It Hits the Fan
Chapter 31 has a no-nonsense opening. Archer arrives at the Church residence. When Hilda says that her husband is not home, Archer forces his way inside. Before he begins, he regards her for a moment:
“She had acted beyond her power to imagine what she had done. I had to drive the truth home to her, give her back reality. I’d rather have shot her through the head.”
- When confronted, she admits shooting her sister Anne.
- She claims not to have intended it but says that Anne deserved it for sleeping with her husband.
- She killed Anne early Sunday morning at the cabin at the lake.
- She had known about their affair for months; what triggered her to act was because Saturday night Tony Aquista had come to her house and told her that he’d just seen the two of them together on the bearskin rug at the cabin.

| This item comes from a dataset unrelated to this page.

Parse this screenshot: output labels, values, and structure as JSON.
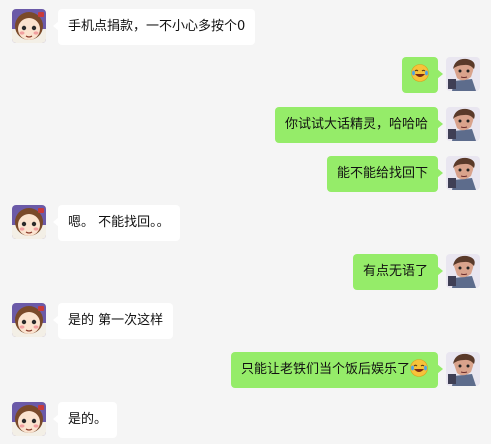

- She went back to the cabin again Monday. While she was there Kerrigan showed up and offered to help her dispose of the body. (Kerrigan fell into an enormous piece of luck in deciding to visit the cabin since he had no way of knowing that Anne was dead there.) When Hilda was interrupted by MacGowan while attempting to dig a grave, Kerrigan said he would take care of things. It was Kerrigan’s idea for her to swap shoes with her sister after Hilda broke her heel.
- Kerrigan, ever-helpful, said he was also going to go to Anne’s apartment and look for evidence that would implicate Hilda. As Archer observes, there was no such evidence, but there may well have been evidence that Anne was using to blackmail Kerrigan.
- The “change of plan” that Jo referenced in the hijacking was that Kerrigan persuaded Hilda to borrow a car from her father, a car that Aquista would recognize and trust, and flag him down. (The problem with Macdonald’s solution is that Aquista should have been on his guard with Hilda because he had gone back to the cabin the next morning and found Anne dead. To his credit, Archer mentions that it was a risky move.)
- Once Hilda has Aquista in the car, she has another accident with the gun. She shoves him out of the car, apparently without getting any blood or backsplatter on herself or the car.
- Hilda doesn’t pretend that the third killing, that of Kerrigan, was an accident. She said she did so because Kerrigan had told her husband about the first two killings and she didn’t want anyone else to know. (There is a problem with this because the cat was out of the bag already.)
- Her husband took the gun away from her and hid it.
Chapter 32: The Moral Climax of the Book
Brand comes home. Archer levels a gun at him but Brand is in no mood for trouble. He is ready to confess. When Archer searches him and retrieves a revolver, Brand tells him that it’s the murder weapon.
In his later years, Macdonald’s verdict on the book was that it was “too action-fraught . . . but I think the last couple of chapters rise to the wholly human.” It’s a fair assessment.
- Brand is ridden by guilt on multiple levels. As much as he loved Anne, he knew their relationship was morally wrong.
- Hilda had suffered a miscarriage early in their marriage that led to a suicide attempt; that plus her own history of childhood abuse at the hands of her father left her unable to function as a wife. Their marriage has been sexless for years.
- Her mental health was always fragile, which was one of the reasons he was attracted to her in the first place. He is a man who needs to be needed.
- Kerrigan blackmailed Brand with his knowledge of the murder; if Brand wouldn’t cooperate to help get the hijacked truck into Las Cruces, Kerrigan was going to expose Hilda as a murderer. (It may be giving Kerrigan too much credit, but it may be that he thought he would have even more leverage if he forced Hilda to actively participate in the hijacking.)
- The final mystery of how Hilda came to have the gun is resolved; Hilda was so distraught at the cabin that Anne handed her the gun, saying that if she was that miserable she should shoot herself. Anne may have been a good bookkeeper but she was no psychologist.
- Archer is impressed with Brant’s integrity and willingness to accept responsibility. He says he will disclose nothing voluntarily about what he has learned and that he will do what he can to see that Hilda’s mental condition is fully considered.